Page and application data records:
────
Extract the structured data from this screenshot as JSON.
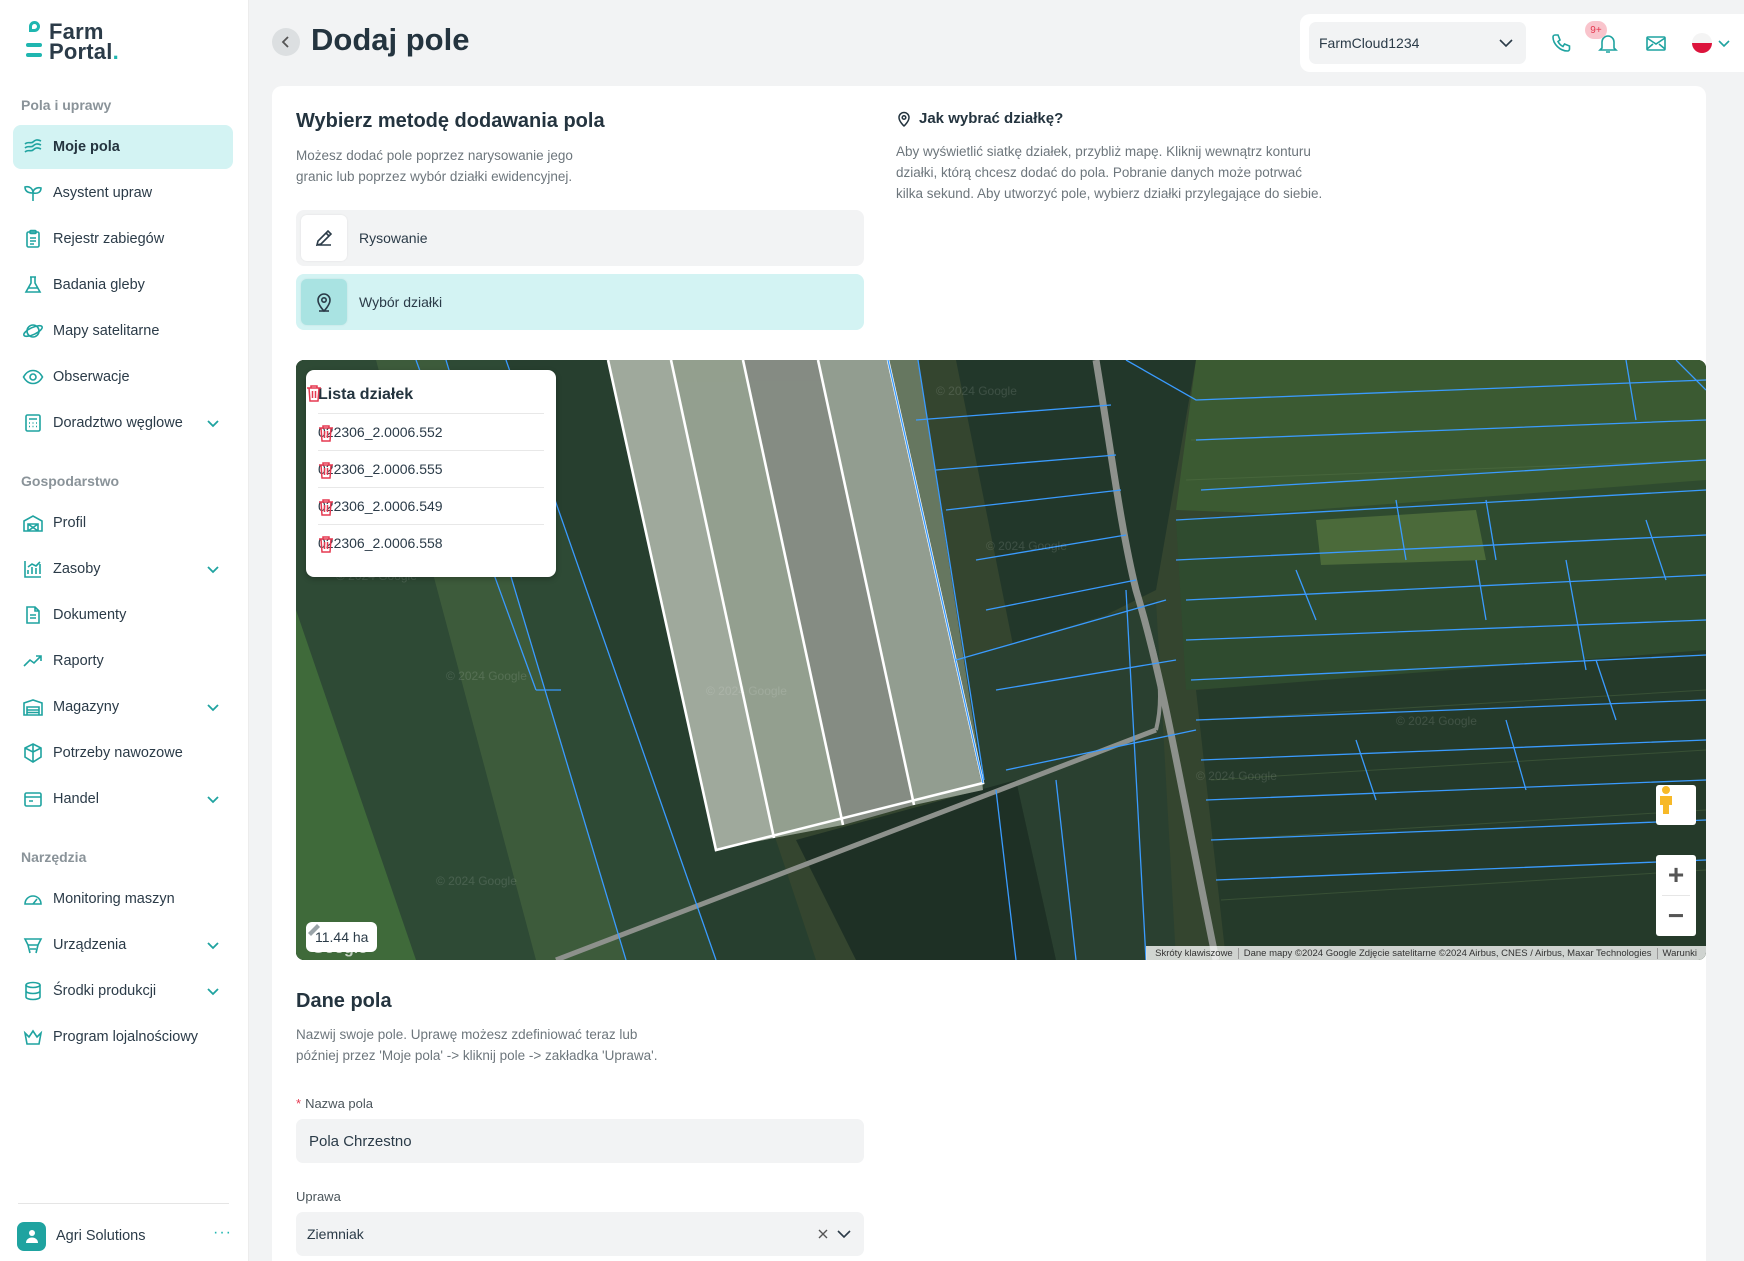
{
  "brand": {
    "line1": "Farm",
    "line2": "Portal",
    "dot": "."
  },
  "sidebar": {
    "sections": [
      {
        "title": "Pola i uprawy"
      },
      {
        "title": "Gospodarstwo"
      },
      {
        "title": "Narzędzia"
      }
    ],
    "items": [
      {
        "label": "Moje pola",
        "icon": "fields-icon"
      },
      {
        "label": "Asystent upraw",
        "icon": "sprout-icon"
      },
      {
        "label": "Rejestr zabiegów",
        "icon": "clipboard-icon"
      },
      {
        "label": "Badania gleby",
        "icon": "flask-icon"
      },
      {
        "label": "Mapy satelitarne",
        "icon": "planet-icon"
      },
      {
        "label": "Obserwacje",
        "icon": "eye-icon"
      },
      {
        "label": "Doradztwo węglowe",
        "icon": "calculator-icon"
      },
      {
        "label": "Profil",
        "icon": "barn-icon"
      },
      {
        "label": "Zasoby",
        "icon": "chart-icon"
      },
      {
        "label": "Dokumenty",
        "icon": "document-icon"
      },
      {
        "label": "Raporty",
        "icon": "trend-icon"
      },
      {
        "label": "Magazyny",
        "icon": "warehouse-icon"
      },
      {
        "label": "Potrzeby nawozowe",
        "icon": "fertilizer-icon"
      },
      {
        "label": "Handel",
        "icon": "trade-icon"
      },
      {
        "label": "Monitoring maszyn",
        "icon": "gauge-icon"
      },
      {
        "label": "Urządzenia",
        "icon": "devices-icon"
      },
      {
        "label": "Środki produkcji",
        "icon": "database-icon"
      },
      {
        "label": "Program lojalnościowy",
        "icon": "crown-icon"
      }
    ],
    "user": {
      "name": "Agri Solutions",
      "more": "···"
    }
  },
  "header": {
    "title": "Dodaj pole",
    "farm_select": "FarmCloud1234",
    "notifications_badge": "9+"
  },
  "method": {
    "title": "Wybierz metodę dodawania pola",
    "desc_line1": "Możesz dodać pole poprzez narysowanie jego",
    "desc_line2": "granic lub poprzez wybór działki ewidencyjnej.",
    "options": [
      {
        "label": "Rysowanie",
        "selected": false
      },
      {
        "label": "Wybór działki",
        "selected": true
      }
    ]
  },
  "howto": {
    "title": "Jak wybrać działkę?",
    "line1": "Aby wyświetlić siatkę działek, przybliż mapę. Kliknij wewnątrz konturu",
    "line2": "działki, którą chcesz dodać do pola. Pobranie danych może potrwać",
    "line3": "kilka sekund. Aby utworzyć pole, wybierz działki przylegające do siebie."
  },
  "parcels": {
    "title": "Lista działek",
    "items": [
      "022306_2.0006.552",
      "022306_2.0006.555",
      "022306_2.0006.549",
      "022306_2.0006.558"
    ]
  },
  "map": {
    "area": "11.44 ha",
    "attribution": [
      "Skróty klawiszowe",
      "Dane mapy ©2024 Google Zdjęcie satelitarne ©2024 Airbus, CNES / Airbus, Maxar Technologies",
      "Warunki"
    ],
    "google": "Google"
  },
  "form": {
    "title": "Dane pola",
    "desc_line1": "Nazwij swoje pole. Uprawę możesz zdefiniować teraz lub",
    "desc_line2": "później przez 'Moje pola' -> kliknij pole -> zakładka 'Uprawa'.",
    "name_label": "Nazwa pola",
    "name_required": "*",
    "name_value": "Pola Chrzestno",
    "crop_label": "Uprawa",
    "crop_value": "Ziemniak"
  },
  "colors": {
    "accent": "#1fb6b0",
    "active_bg": "#d3f3f3",
    "danger": "#e53950",
    "parcel_line": "#3a9bff"
  }
}
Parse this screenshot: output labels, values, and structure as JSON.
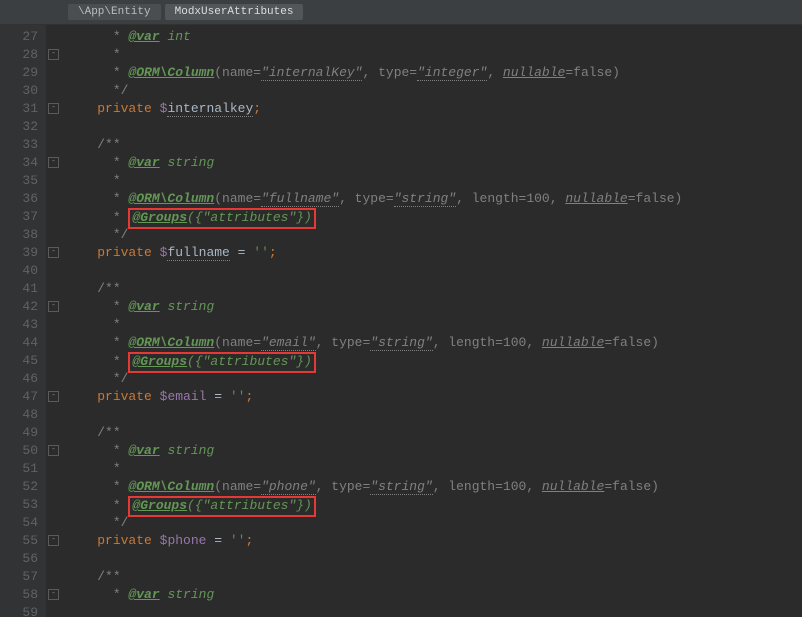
{
  "breadcrumb": {
    "path": "\\App\\Entity",
    "class": "ModxUserAttributes"
  },
  "gutter": {
    "start": 27,
    "end": 59
  },
  "folds": [
    1,
    4,
    7,
    12,
    15,
    20,
    23,
    28,
    31
  ],
  "code": {
    "l27": {
      "pre": "     ",
      "star": " * ",
      "tag": "@var",
      "after": " int"
    },
    "l28": {
      "pre": "     ",
      "star": " *"
    },
    "l29": {
      "pre": "     ",
      "star": " * ",
      "tag": "@ORM\\Column",
      "args1": "(name=",
      "s1": "\"internalKey\"",
      "args2": ", type=",
      "s2": "\"integer\"",
      "args3": ", ",
      "nullable": "nullable",
      "args4": "=false)"
    },
    "l30": {
      "pre": "     ",
      "star": " */"
    },
    "l31": {
      "kw": "private ",
      "dollar": "$",
      "name": "internalkey",
      "end": ";"
    },
    "l33": {
      "pre": "    ",
      "open": "/**"
    },
    "l34": {
      "pre": "     ",
      "star": " * ",
      "tag": "@var",
      "after": " string"
    },
    "l35": {
      "pre": "     ",
      "star": " *"
    },
    "l36": {
      "pre": "     ",
      "star": " * ",
      "tag": "@ORM\\Column",
      "args1": "(name=",
      "s1": "\"fullname\"",
      "args2": ", type=",
      "s2": "\"string\"",
      "args3": ", length=100, ",
      "nullable": "nullable",
      "args4": "=false)"
    },
    "l37": {
      "pre": "     ",
      "star": " * ",
      "box_tag": "@Groups",
      "box_args": "({\"attributes\"})"
    },
    "l38": {
      "pre": "     ",
      "star": " */"
    },
    "l39": {
      "kw": "private ",
      "dollar": "$",
      "name": "fullname",
      "eq": " = ",
      "val": "''",
      "end": ";"
    },
    "l41": {
      "pre": "    ",
      "open": "/**"
    },
    "l42": {
      "pre": "     ",
      "star": " * ",
      "tag": "@var",
      "after": " string"
    },
    "l43": {
      "pre": "     ",
      "star": " *"
    },
    "l44": {
      "pre": "     ",
      "star": " * ",
      "tag": "@ORM\\Column",
      "args1": "(name=",
      "s1": "\"email\"",
      "args2": ", type=",
      "s2": "\"string\"",
      "args3": ", length=100, ",
      "nullable": "nullable",
      "args4": "=false)"
    },
    "l45": {
      "pre": "     ",
      "star": " * ",
      "box_tag": "@Groups",
      "box_args": "({\"attributes\"})"
    },
    "l46": {
      "pre": "     ",
      "star": " */"
    },
    "l47": {
      "kw": "private ",
      "dollar": "$",
      "name": "email",
      "eq": " = ",
      "val": "''",
      "end": ";"
    },
    "l49": {
      "pre": "    ",
      "open": "/**"
    },
    "l50": {
      "pre": "     ",
      "star": " * ",
      "tag": "@var",
      "after": " string"
    },
    "l51": {
      "pre": "     ",
      "star": " *"
    },
    "l52": {
      "pre": "     ",
      "star": " * ",
      "tag": "@ORM\\Column",
      "args1": "(name=",
      "s1": "\"phone\"",
      "args2": ", type=",
      "s2": "\"string\"",
      "args3": ", length=100, ",
      "nullable": "nullable",
      "args4": "=false)"
    },
    "l53": {
      "pre": "     ",
      "star": " * ",
      "box_tag": "@Groups",
      "box_args": "({\"attributes\"})"
    },
    "l54": {
      "pre": "     ",
      "star": " */"
    },
    "l55": {
      "kw": "private ",
      "dollar": "$",
      "name": "phone",
      "eq": " = ",
      "val": "''",
      "end": ";"
    },
    "l57": {
      "pre": "    ",
      "open": "/**"
    },
    "l58": {
      "pre": "     ",
      "star": " * ",
      "tag": "@var",
      "after": " string"
    }
  }
}
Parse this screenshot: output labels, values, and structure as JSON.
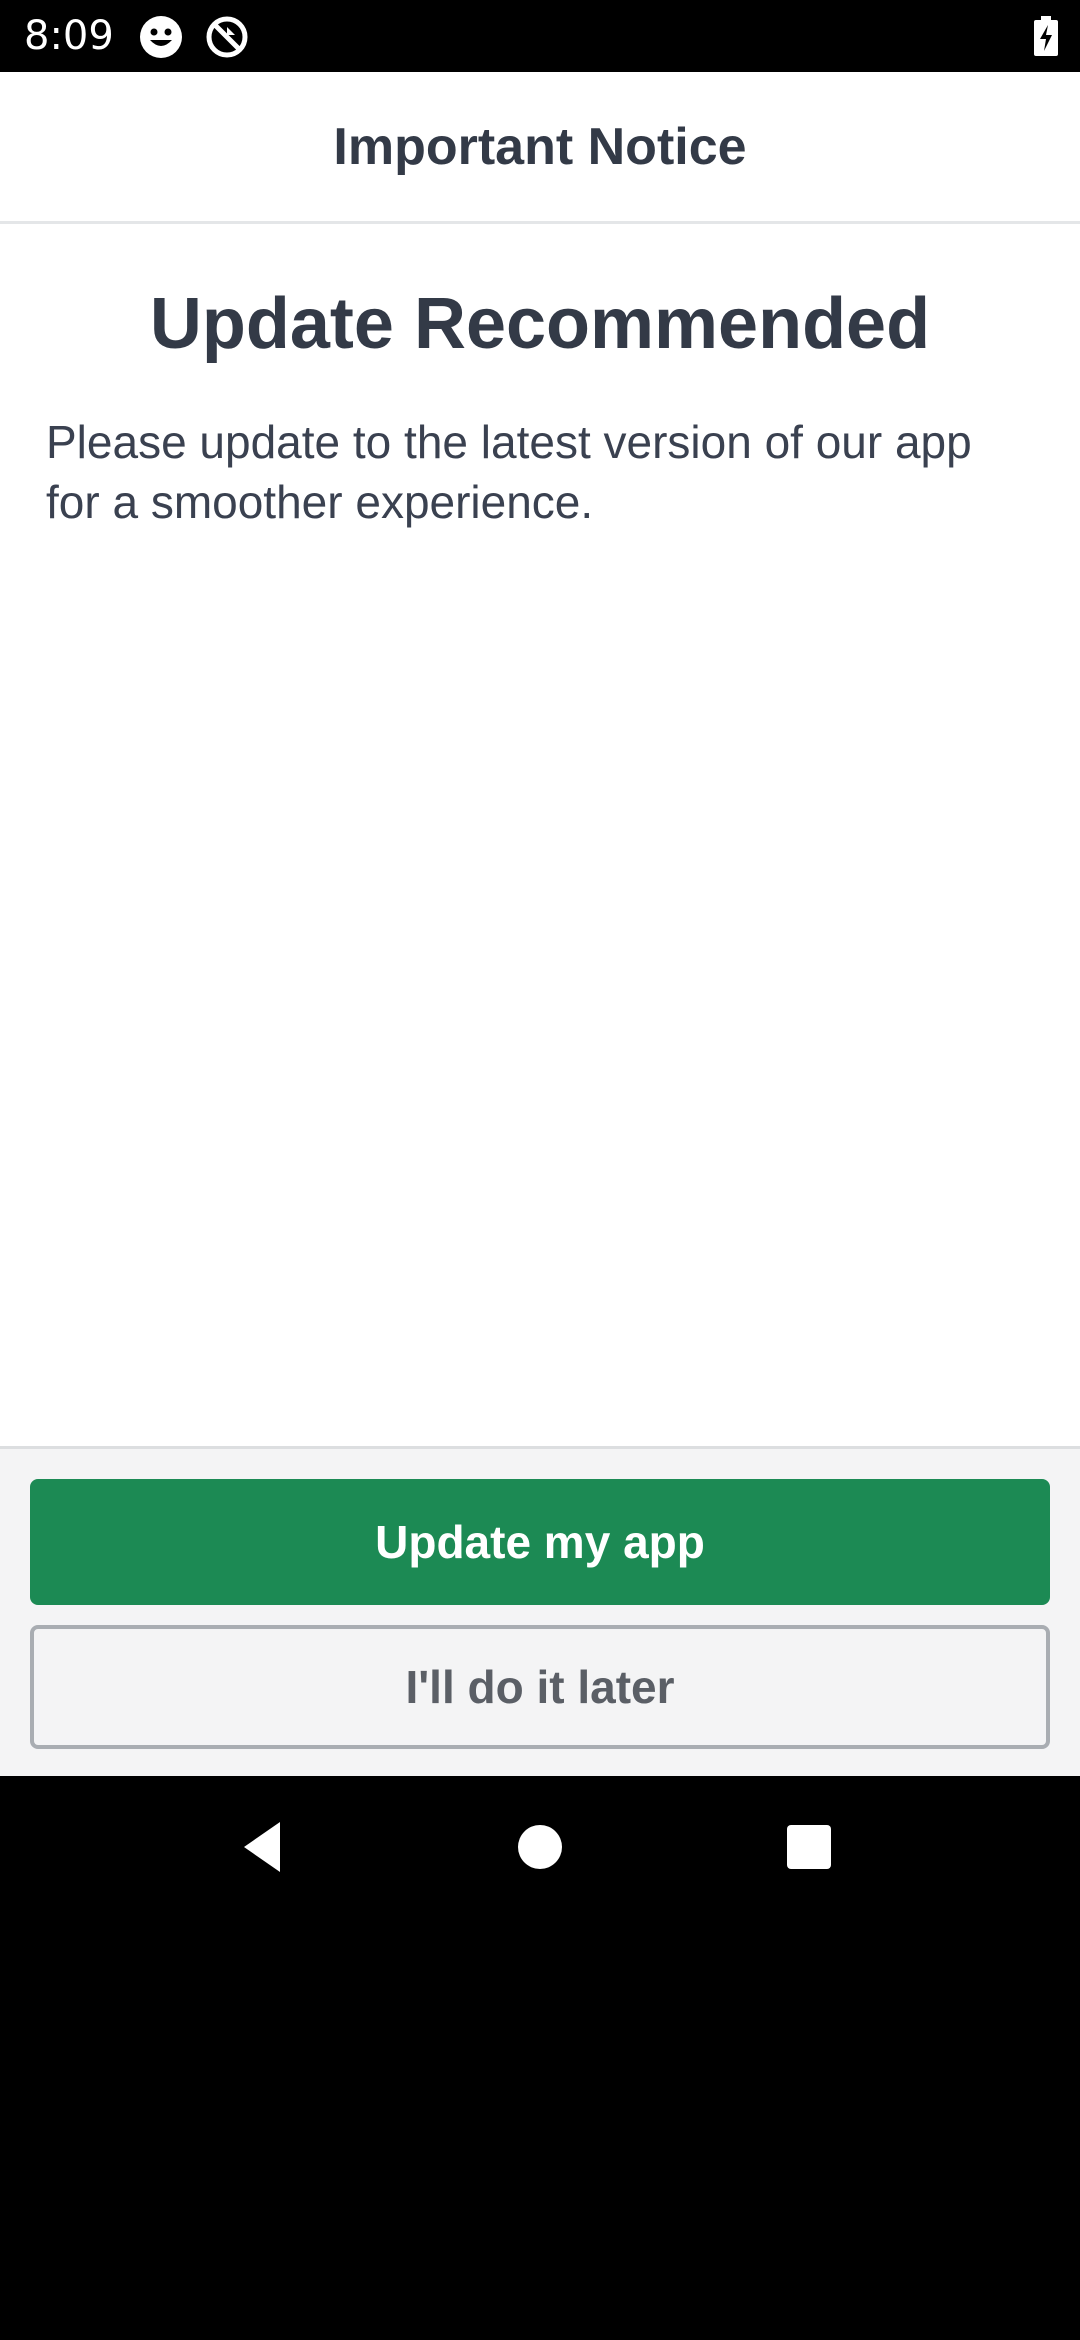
{
  "status_bar": {
    "time": "8:09",
    "icons": [
      "face-icon",
      "sync-disabled-icon",
      "battery-charging-icon"
    ]
  },
  "header": {
    "title": "Important Notice"
  },
  "content": {
    "headline": "Update Recommended",
    "message": "Please update to the latest version of our app for a smoother experience."
  },
  "actions": {
    "primary_label": "Update my app",
    "secondary_label": "I'll do it later"
  },
  "nav_bar": {
    "icons": [
      "back-icon",
      "home-icon",
      "recents-icon"
    ]
  },
  "colors": {
    "primary_button": "#1c8a54",
    "text_dark": "#333a47",
    "footer_bg": "#f4f4f5",
    "secondary_border": "#a9adb2"
  }
}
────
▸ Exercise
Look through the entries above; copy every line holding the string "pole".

▸ Response area
    "title": "Dodaj pole",
    "desc_line1": "Możesz dodać pole poprzez narysowanie jego",
    "line3": "kilka sekund. Aby utworzyć pole, wybierz działki przylegające do siebie."
    "desc_line1": "Nazwij swoje pole. Uprawę możesz zdefiniować teraz lub",
    "desc_line2": "później przez 'Moje pola' -> kliknij pole -> zakładka 'Uprawa'.",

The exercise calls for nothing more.